[Data records for software interfaces]
# # #

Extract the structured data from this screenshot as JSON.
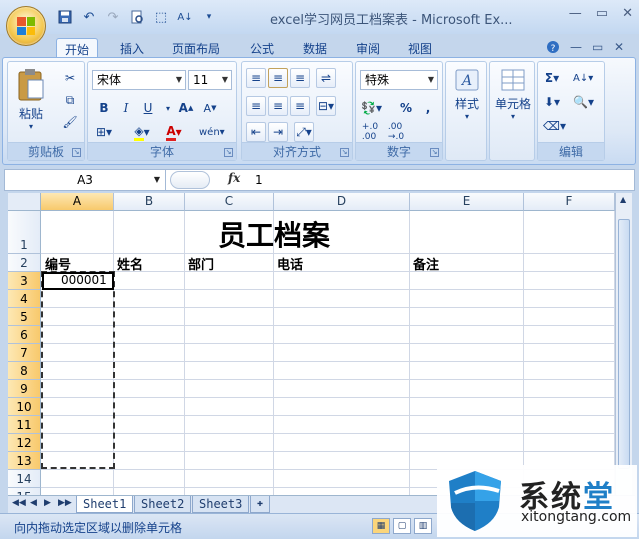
{
  "window": {
    "title": "excel学习网员工档案表 - Microsoft Ex...",
    "controls": [
      "—",
      "▭",
      "✕"
    ]
  },
  "tabs": [
    {
      "label": "开始",
      "active": true
    },
    {
      "label": "插入"
    },
    {
      "label": "页面布局"
    },
    {
      "label": "公式"
    },
    {
      "label": "数据"
    },
    {
      "label": "审阅"
    },
    {
      "label": "视图"
    }
  ],
  "ribbon": {
    "clipboard": {
      "label": "剪贴板",
      "paste": "粘贴"
    },
    "font": {
      "label": "字体",
      "name": "宋体",
      "size": "11"
    },
    "alignment": {
      "label": "对齐方式"
    },
    "number": {
      "label": "数字",
      "format": "特殊"
    },
    "styles": {
      "label": "样式"
    },
    "cells": {
      "label": "单元格"
    },
    "editing": {
      "label": "编辑"
    }
  },
  "formula_bar": {
    "name_box": "A3",
    "fx": "fx",
    "value": "1"
  },
  "grid": {
    "columns": [
      "A",
      "B",
      "C",
      "D",
      "E",
      "F"
    ],
    "rows": [
      "1",
      "2",
      "3",
      "4",
      "5",
      "6",
      "7",
      "8",
      "9",
      "10",
      "11",
      "12",
      "13",
      "14",
      "15"
    ],
    "title": "员工档案",
    "headers": [
      "编号",
      "姓名",
      "部门",
      "电话",
      "备注"
    ],
    "a3_value": "000001"
  },
  "sheets": [
    "Sheet1",
    "Sheet2",
    "Sheet3"
  ],
  "status": {
    "text": "向内拖动选定区域以删除单元格"
  },
  "watermark": {
    "title_a": "系统",
    "title_b": "堂",
    "url": "xitongtang.com"
  },
  "colors": {
    "accent": "#15428b",
    "ribbon_bg": "#dfe9f6",
    "selected_header": "#f8c96c",
    "watermark_blue": "#1f7fc7"
  }
}
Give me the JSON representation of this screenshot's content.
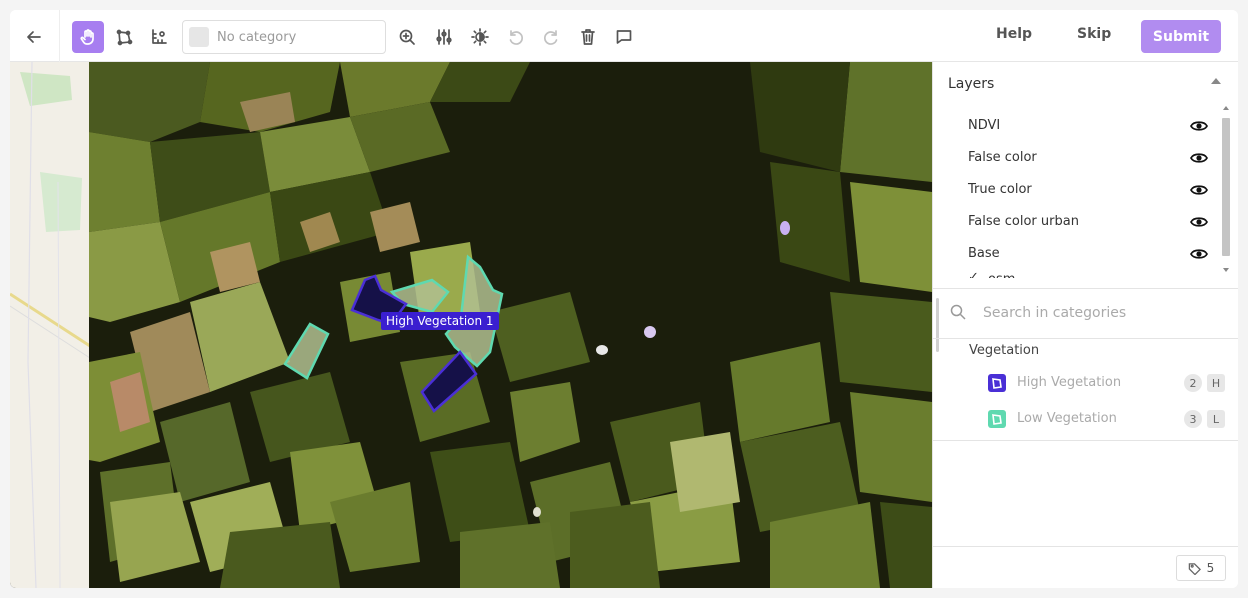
{
  "toolbar": {
    "category_placeholder": "No category",
    "help_label": "Help",
    "skip_label": "Skip",
    "submit_label": "Submit"
  },
  "map": {
    "polygon_label": "High Vegetation 1"
  },
  "panel": {
    "layers_title": "Layers",
    "layers": [
      {
        "label": "NDVI"
      },
      {
        "label": "False color"
      },
      {
        "label": "True color"
      },
      {
        "label": "False color urban"
      },
      {
        "label": "Base"
      },
      {
        "label": "osm",
        "checked": true
      }
    ],
    "search_placeholder": "Search in categories",
    "group_title": "Vegetation",
    "categories": [
      {
        "label": "High Vegetation",
        "count": "2",
        "key": "H",
        "color": "#4a2fd6"
      },
      {
        "label": "Low Vegetation",
        "count": "3",
        "key": "L",
        "color": "#5fd9b0"
      }
    ],
    "tag_count": "5"
  },
  "colors": {
    "accent": "#a77ef0",
    "submit": "#b18cf0",
    "high_vegetation": "#3a1fd0",
    "low_vegetation": "#5fd9b0"
  }
}
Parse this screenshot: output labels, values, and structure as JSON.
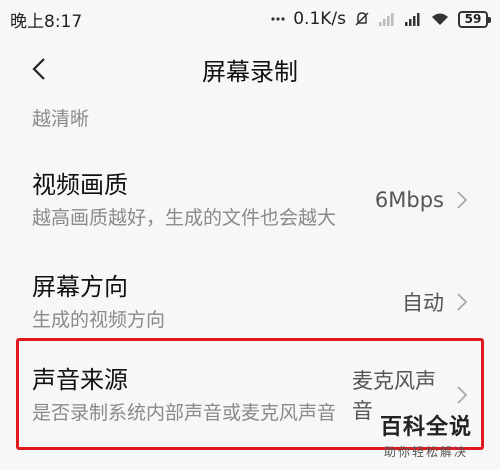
{
  "status": {
    "time": "晚上8:17",
    "net_speed": "0.1K/s",
    "battery": "59"
  },
  "header": {
    "title": "屏幕录制"
  },
  "list": {
    "partial_text": "越清晰",
    "items": [
      {
        "title": "视频画质",
        "subtitle": "越高画质越好，生成的文件也会越大",
        "value": "6Mbps"
      },
      {
        "title": "屏幕方向",
        "subtitle": "生成的视频方向",
        "value": "自动"
      },
      {
        "title": "声音来源",
        "subtitle": "是否录制系统内部声音或麦克风声音",
        "value": "麦克风声音"
      }
    ]
  },
  "watermark": {
    "main": "百科全说",
    "sub": "助你轻松解决"
  },
  "colors": {
    "highlight": "#e0191e",
    "subtitle": "#8a8a8a"
  }
}
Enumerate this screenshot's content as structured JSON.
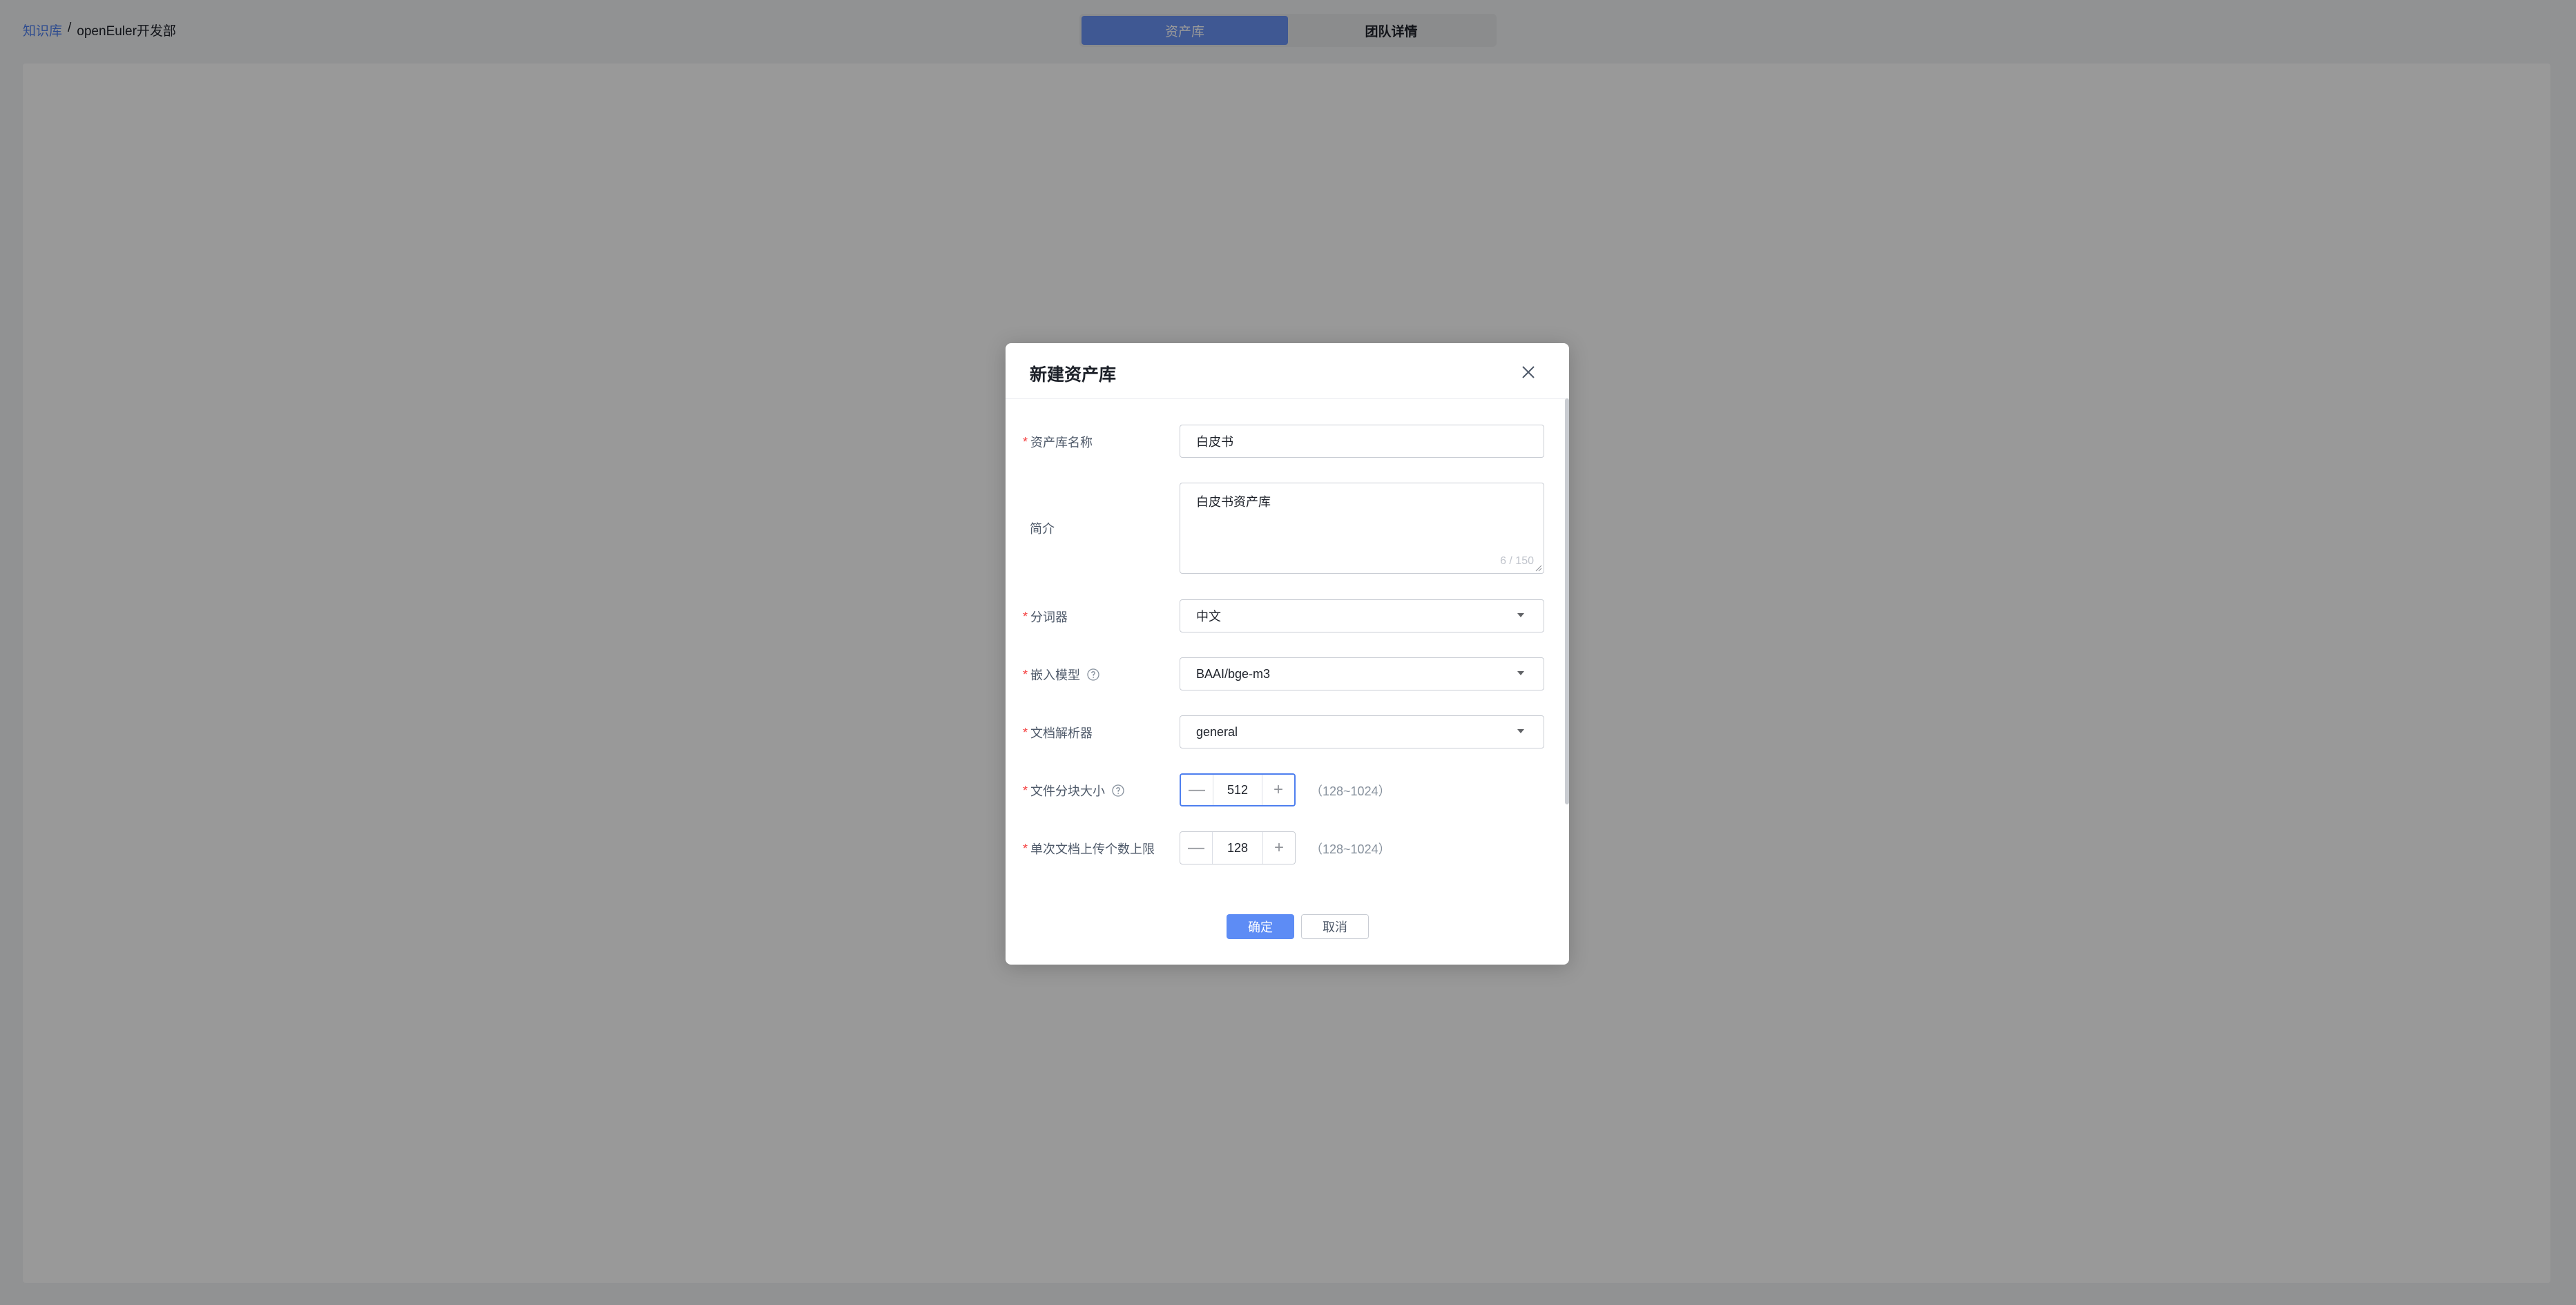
{
  "breadcrumb": {
    "root": "知识库",
    "separator": "/",
    "current": "openEuler开发部"
  },
  "tabs": [
    {
      "label": "资产库",
      "active": true
    },
    {
      "label": "团队详情",
      "active": false
    }
  ],
  "modal": {
    "title": "新建资产库",
    "fields": {
      "name": {
        "label": "资产库名称",
        "required": true,
        "value": "白皮书"
      },
      "intro": {
        "label": "简介",
        "required": false,
        "value": "白皮书资产库",
        "counter": "6 / 150"
      },
      "tokenizer": {
        "label": "分词器",
        "required": true,
        "value": "中文"
      },
      "embedding": {
        "label": "嵌入模型",
        "required": true,
        "value": "BAAI/bge-m3"
      },
      "parser": {
        "label": "文档解析器",
        "required": true,
        "value": "general"
      },
      "chunk_size": {
        "label": "文件分块大小",
        "required": true,
        "value": "512",
        "range": "（128~1024）"
      },
      "upload_limit": {
        "label": "单次文档上传个数上限",
        "required": true,
        "value": "128",
        "range": "（128~1024）"
      }
    },
    "buttons": {
      "confirm": "确定",
      "cancel": "取消"
    },
    "required_mark": "*",
    "stepper_minus": "—",
    "stepper_plus": "+"
  },
  "colors": {
    "accent": "#5d8cf5",
    "required": "#f53f3f",
    "link": "#4e7fef"
  }
}
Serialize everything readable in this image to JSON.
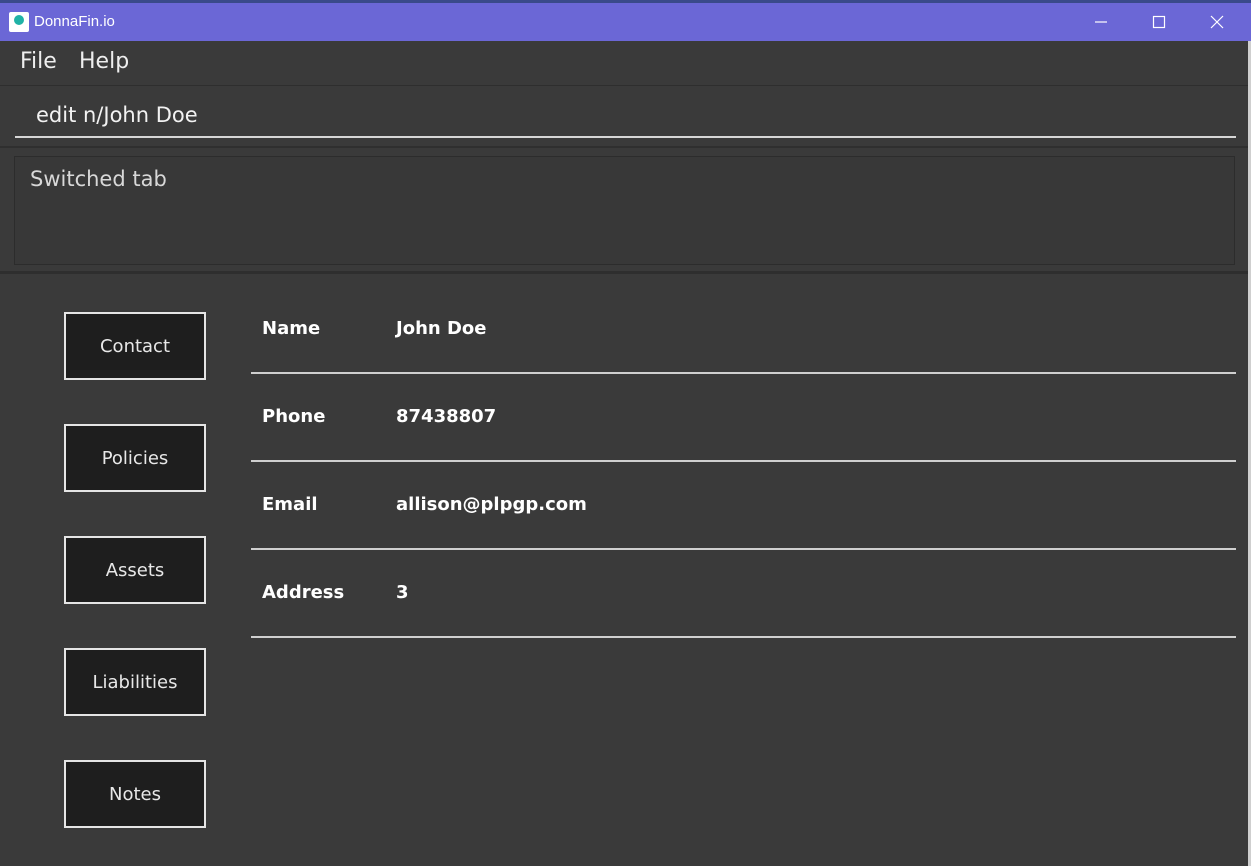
{
  "window": {
    "title": "DonnaFin.io",
    "accent_color": "#6b67d6"
  },
  "menu": {
    "file_label": "File",
    "help_label": "Help"
  },
  "command": {
    "value": "edit n/John Doe"
  },
  "result": {
    "message": "Switched tab"
  },
  "tabs": [
    {
      "label": "Contact"
    },
    {
      "label": "Policies"
    },
    {
      "label": "Assets"
    },
    {
      "label": "Liabilities"
    },
    {
      "label": "Notes"
    }
  ],
  "contact": {
    "rows": [
      {
        "label": "Name",
        "value": "John Doe"
      },
      {
        "label": "Phone",
        "value": "87438807"
      },
      {
        "label": "Email",
        "value": "allison@plpgp.com"
      },
      {
        "label": "Address",
        "value": "3"
      }
    ]
  },
  "icons": {
    "app": "app-logo-icon",
    "minimize": "minimize-icon",
    "maximize": "maximize-icon",
    "close": "close-icon"
  }
}
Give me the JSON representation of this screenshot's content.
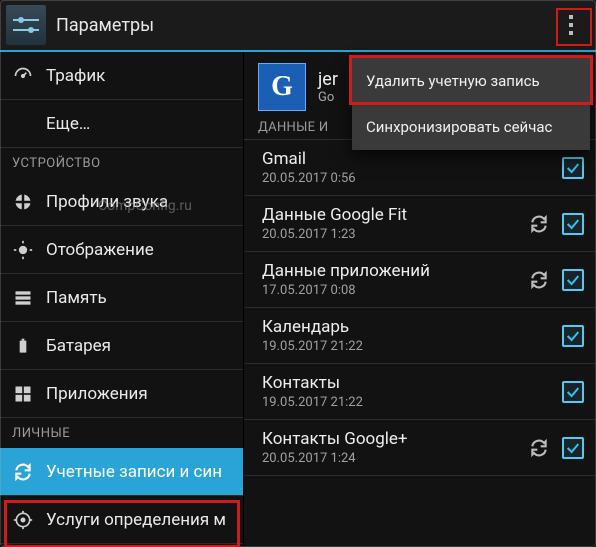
{
  "titlebar": {
    "title": "Параметры"
  },
  "watermark": "CompConfig.ru",
  "sidebar": {
    "items": [
      {
        "label": "Трафик"
      },
      {
        "label": "Еще…"
      }
    ],
    "header_device": "УСТРОЙСТВО",
    "device_items": [
      {
        "label": "Профили звука"
      },
      {
        "label": "Отображение"
      },
      {
        "label": "Память"
      },
      {
        "label": "Батарея"
      },
      {
        "label": "Приложения"
      }
    ],
    "header_personal": "ЛИЧНЫЕ",
    "personal_items": [
      {
        "label": "Учетные записи и син"
      },
      {
        "label": "Услуги определения м"
      }
    ]
  },
  "account": {
    "badge_letter": "G",
    "name": "jer",
    "sub": "Go",
    "section_title": "ДАННЫЕ И"
  },
  "sync": [
    {
      "label": "Gmail",
      "ts": "20.05.2017 0:56",
      "spinning": false,
      "checked": true
    },
    {
      "label": "Данные Google Fit",
      "ts": "20.05.2017 1:23",
      "spinning": true,
      "checked": true
    },
    {
      "label": "Данные приложений",
      "ts": "17.05.2017 0:08",
      "spinning": true,
      "checked": true
    },
    {
      "label": "Календарь",
      "ts": "19.05.2017 21:22",
      "spinning": false,
      "checked": true
    },
    {
      "label": "Контакты",
      "ts": "19.05.2017 21:22",
      "spinning": false,
      "checked": true
    },
    {
      "label": "Контакты Google+",
      "ts": "20.05.2017 1:24",
      "spinning": true,
      "checked": true
    }
  ],
  "popup": {
    "delete": "Удалить учетную запись",
    "sync_now": "Синхронизировать сейчас"
  }
}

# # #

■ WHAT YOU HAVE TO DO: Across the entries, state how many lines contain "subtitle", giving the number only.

■ SOLUTION TO THE EXERCISE: 4